[Work instruction]:
Lines from the entries below that hold "more" form the answer; copy all of them.

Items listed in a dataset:

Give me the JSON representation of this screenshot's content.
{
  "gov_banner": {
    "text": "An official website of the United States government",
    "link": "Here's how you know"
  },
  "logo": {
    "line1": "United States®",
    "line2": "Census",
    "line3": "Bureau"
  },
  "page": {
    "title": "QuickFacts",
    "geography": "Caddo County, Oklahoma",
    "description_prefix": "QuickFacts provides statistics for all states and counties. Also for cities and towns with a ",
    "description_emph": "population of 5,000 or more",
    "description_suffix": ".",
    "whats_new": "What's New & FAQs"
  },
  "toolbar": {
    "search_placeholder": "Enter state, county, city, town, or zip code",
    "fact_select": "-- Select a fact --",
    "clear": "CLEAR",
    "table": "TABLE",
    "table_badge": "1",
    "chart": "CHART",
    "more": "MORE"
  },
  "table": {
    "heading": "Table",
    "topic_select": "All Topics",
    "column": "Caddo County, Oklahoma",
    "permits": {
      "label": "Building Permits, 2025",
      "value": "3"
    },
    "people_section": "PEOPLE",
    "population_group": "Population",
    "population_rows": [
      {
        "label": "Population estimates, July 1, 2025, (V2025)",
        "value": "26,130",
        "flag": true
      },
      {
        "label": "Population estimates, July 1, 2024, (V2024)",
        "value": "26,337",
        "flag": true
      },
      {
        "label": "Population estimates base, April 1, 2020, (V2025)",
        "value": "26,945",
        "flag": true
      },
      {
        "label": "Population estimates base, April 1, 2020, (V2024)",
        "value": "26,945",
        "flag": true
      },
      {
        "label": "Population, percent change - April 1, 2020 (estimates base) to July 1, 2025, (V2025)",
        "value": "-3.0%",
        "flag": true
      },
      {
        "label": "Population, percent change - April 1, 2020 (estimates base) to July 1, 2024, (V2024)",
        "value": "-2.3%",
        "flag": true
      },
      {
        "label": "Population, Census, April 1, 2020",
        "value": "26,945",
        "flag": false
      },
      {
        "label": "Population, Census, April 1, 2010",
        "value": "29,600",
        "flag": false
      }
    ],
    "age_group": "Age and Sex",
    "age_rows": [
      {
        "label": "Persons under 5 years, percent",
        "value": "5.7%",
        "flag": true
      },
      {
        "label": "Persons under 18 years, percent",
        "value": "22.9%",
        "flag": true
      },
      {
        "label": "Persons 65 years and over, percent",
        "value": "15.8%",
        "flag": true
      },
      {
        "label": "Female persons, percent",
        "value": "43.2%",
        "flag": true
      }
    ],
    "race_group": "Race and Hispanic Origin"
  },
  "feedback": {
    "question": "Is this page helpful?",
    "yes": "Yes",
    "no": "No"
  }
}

[Response for this exercise]:
    "description_emph": "population of 5,000 or more",
    "more": "MORE"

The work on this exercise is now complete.